• _WORK TO BE COMPLETED_: Find how many lines of the records below contain the word "label" and write that number by itself.

(Dataset rows for apps and sites)
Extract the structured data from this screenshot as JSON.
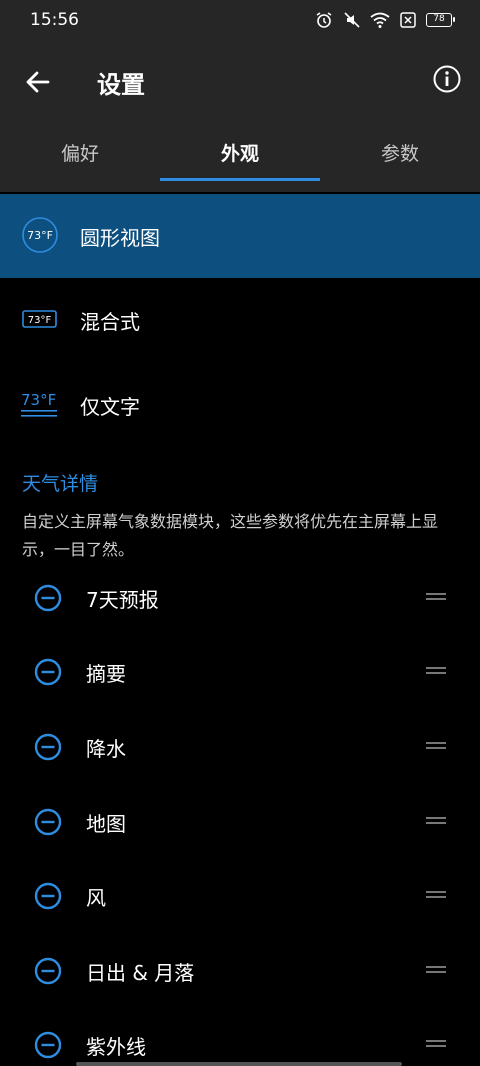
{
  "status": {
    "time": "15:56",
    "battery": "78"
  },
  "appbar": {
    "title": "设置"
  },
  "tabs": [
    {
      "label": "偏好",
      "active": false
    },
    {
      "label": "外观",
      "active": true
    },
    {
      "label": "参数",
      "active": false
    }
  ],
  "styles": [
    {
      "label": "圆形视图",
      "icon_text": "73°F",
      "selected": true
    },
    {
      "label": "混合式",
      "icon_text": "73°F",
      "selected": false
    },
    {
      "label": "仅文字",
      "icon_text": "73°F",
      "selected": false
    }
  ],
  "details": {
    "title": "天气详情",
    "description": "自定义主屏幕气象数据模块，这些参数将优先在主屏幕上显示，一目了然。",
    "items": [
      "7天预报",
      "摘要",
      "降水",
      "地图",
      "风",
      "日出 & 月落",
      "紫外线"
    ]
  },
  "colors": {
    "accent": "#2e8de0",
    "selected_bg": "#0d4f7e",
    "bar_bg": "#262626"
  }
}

• _OUTPUT_: 6